"Walking on Water," is not a "how to" guide for teachers, nor, as he admits, is his approach right for everyone. Ultimately this book is a graceful yet urgent call for us all to wake up, think for ourselves, and passionately dedicate our lives to what is meaningful. Similar to Edward Abby's "Desert Solitaire," Jensen reminds us that our planet is in danger and time is short. "In this deathly culture the most revolutionary thing anyone can do is follow one's heart" and guide others to do the same.

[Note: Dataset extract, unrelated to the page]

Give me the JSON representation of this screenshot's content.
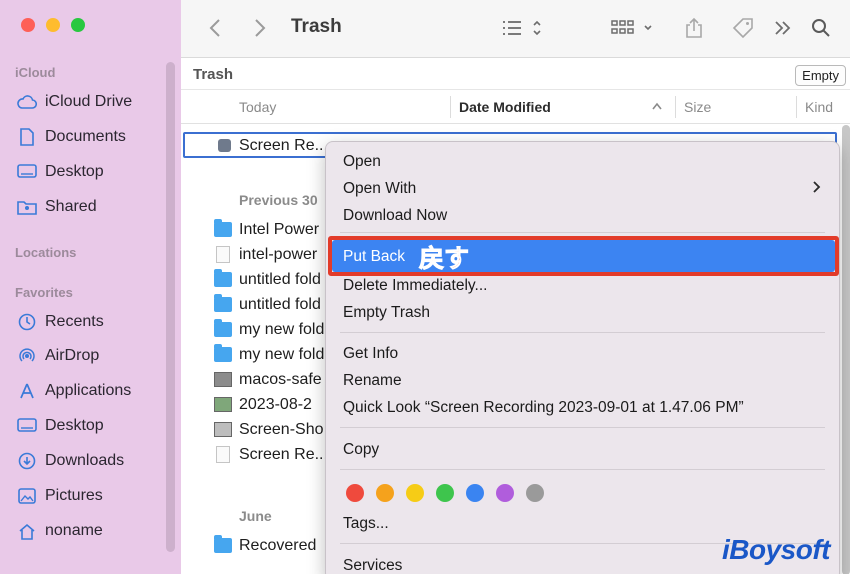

"Here is what I do know: I hate industrial civilization, for what it does to the planet, for what it does to communities, for what it does to individual nonhumans (both wild and domesticated), and for what it does to individual humans (both wild and domesticated). I hate the wage economy, because it causes - forces is probably more accurate - people to sell their lives doing things they do not love, and because it rewards people for harming each other and destroying their landbases. I hate industrial schooling because it commits one of the only unforgivable sins there is: it leads people away from themselves, training them to be workers and convincing them it's in their best interest to be ever more loyal slaves, rowing the galley that is industrial civilization ever more fervently - enthusiastically, orgiastically - to hell, compelling them to take everything and everyone they encounter down with them. And I participate in the process. I help make school a little more palatable, a little more fun, as students are trained to do their part in the ongoing destruction of the planet, as they enter the final phases of trading away their birthright as the free and happy humans they were born to be for their roles as cogs in the giant industrial machine, or worse, as overseers of the giant factory/enslavement camp we once recognized as a living earth. Doesn't that make me, in essence, a collaborator? Hell, drop the in essence."
- Derrick Jensen -
"Mathematics, science, economics, history, religion, are all just as deeply and necessarily political. To believe they're not - to believe, for example, that science (or mathematics, economics, history, religion, and so forth: choose your poison) describes the world as it is, rather than acting as a filter that removes all information that does not fit the model and colors the information that remains - is in itself to take a position, one that is all the more powerful and dangerous because it is invisible to the one who holds it."
- Derrick Jensen -